BIC and IBAN: these two acronyms are probably not unfamiliar to you but what do they mean exactly?

What is IBAN?

IBAN (International Bank Account Number) is an international standard that identifies an account in a financial institution anywhere in the European Union. This unique number may contain fourteen to 34 alphanumeric characters and has a fixed length for each country. If you have a bank account in Luxembourg, the IBAN will have 20 alphanumeric characters: the code of the country of origin with two letters (LU for Luxembourg), the check-digit with two digits and your national bank account number with sixteen digits.

When you make cross-border payments, don't forget that the IBAN can have a different length from one country to another. The IBAN has sixteen alphanumeric characters in Belgium, 27 in France and 22 in Germany.

What is BIC?

BIC (Bank Identifier Code) is an international standardised code. It has eight to eleven alphanumeric characters and is used to identify the financial institution where you have a bank account. You have to provide it when you make your cross-border transfers.  

The BIC is also known as the SWIFT (Society for Worldwide Interbank Financial Telecommunication) code. For example, the BIC for ING Luxembourg is CELLLULL (it's weird, right? That's because this was the original code allocated to our predecessor, Crédit Européen Luxembourg, CEL J).

Why do we need these codes?

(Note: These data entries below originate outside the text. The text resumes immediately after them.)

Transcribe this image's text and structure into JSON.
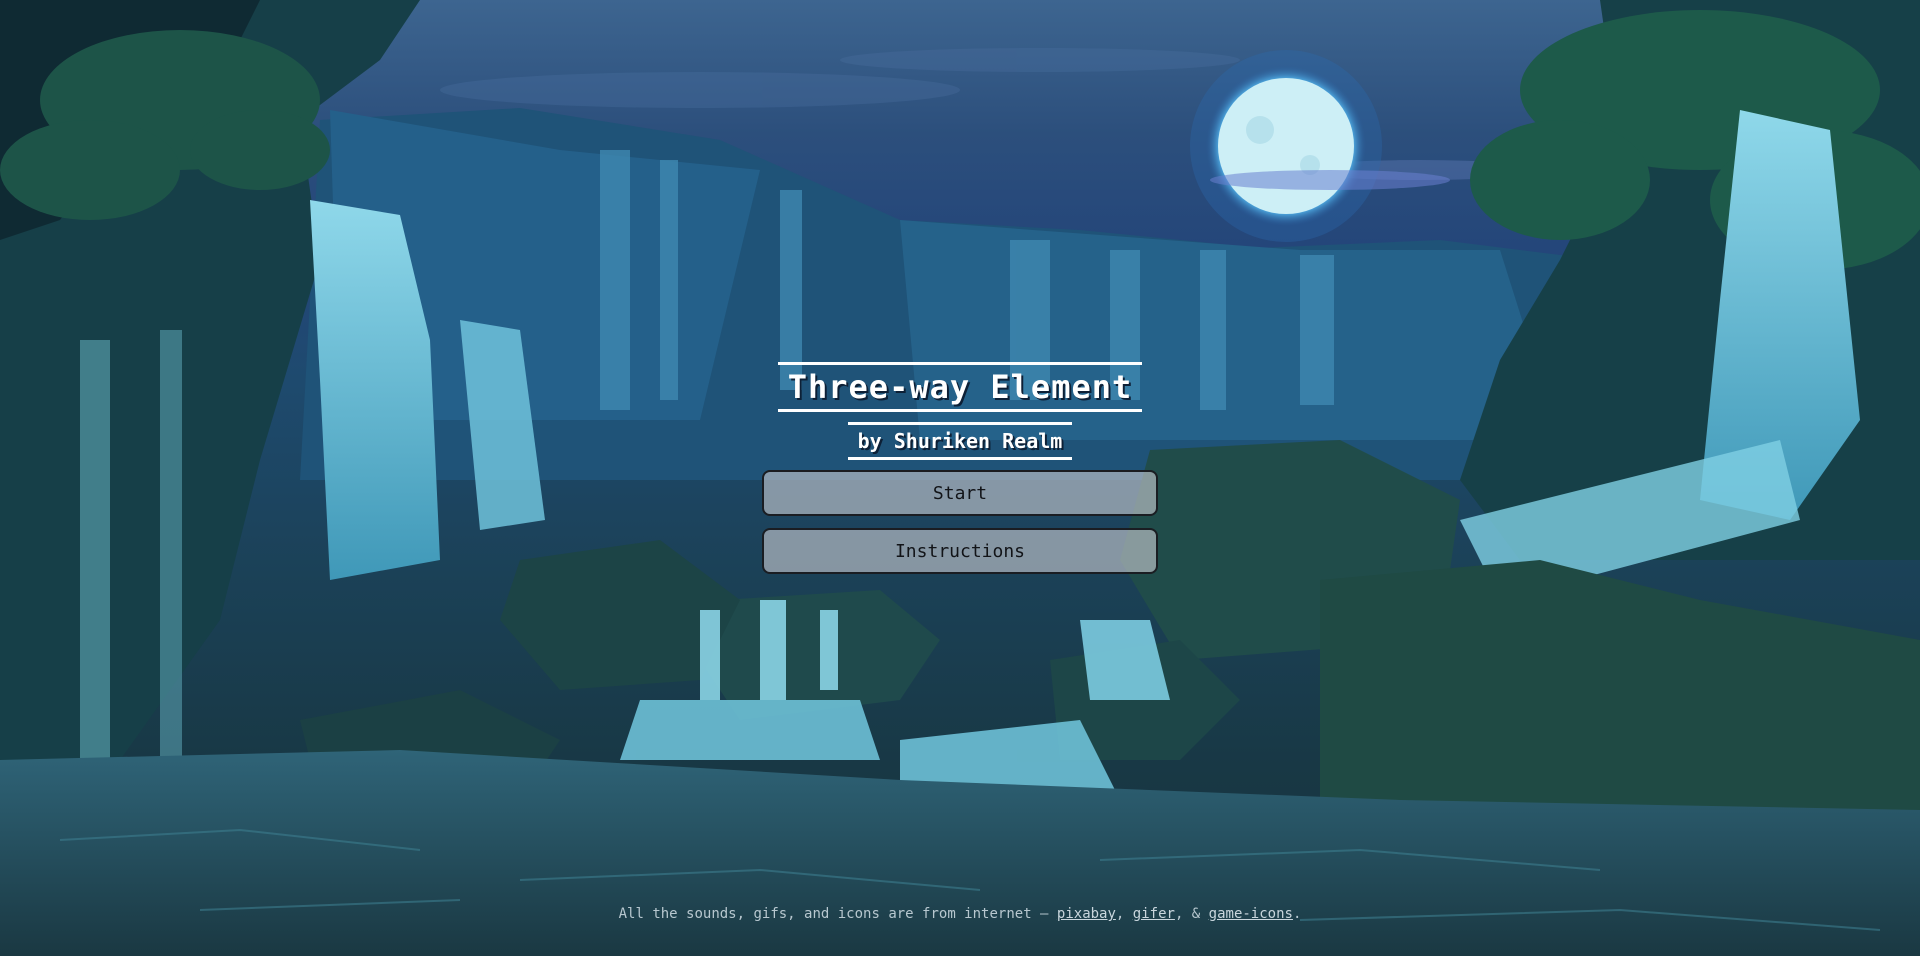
{
  "game": {
    "title": "Three-way Element",
    "subtitle": "by Shuriken Realm"
  },
  "menu": {
    "start_label": "Start",
    "instructions_label": "Instructions"
  },
  "footer": {
    "text_before": "All the sounds, gifs, and icons are from internet — ",
    "link_pixabay": "pixabay",
    "sep1": ", ",
    "link_gifer": "gifer",
    "sep2": ", & ",
    "link_gameicons": "game-icons",
    "text_after": "."
  },
  "colors": {
    "sky": "#2c4f7c",
    "moon": "#d6f2f8",
    "water": "#5fb6d0",
    "rock": "#1f4a4f",
    "button_bg": "#c8cad0"
  },
  "background": {
    "scene_description_icons": [
      "moon-icon",
      "waterfall-icon",
      "rock-icon",
      "tree-icon"
    ]
  }
}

For two main reasons. Firstly, they allow your bank to make cross-border payments more easily. These codes enhance the accuracy of identifying bank accounts facilitate the automatic treatment of foreign transfers, they make the system more secure and finally less expensive for you.

The second reason is more practical. Without using the BIC and IBAN, you cannot make money transfers in European countries. If you do not have the BIC and IBAN of your creditors, you must contact them to get the information. The same problem will arise if you do not transmit your IBAN and BIC to your debtors.

And if you state the recipient's IBAN but not the BIC when making a cross-border transfer, you might pay more. The BIC is one of the requirements that you have to meet in your payment orders to other European countries if you want to benefit from the same rates as for national payment orders. However, you do not have to state the recipient's BIC when making a national transfer.

If you have any doubts or questions, please contact your banker. He/she will help you to avoid wasting money!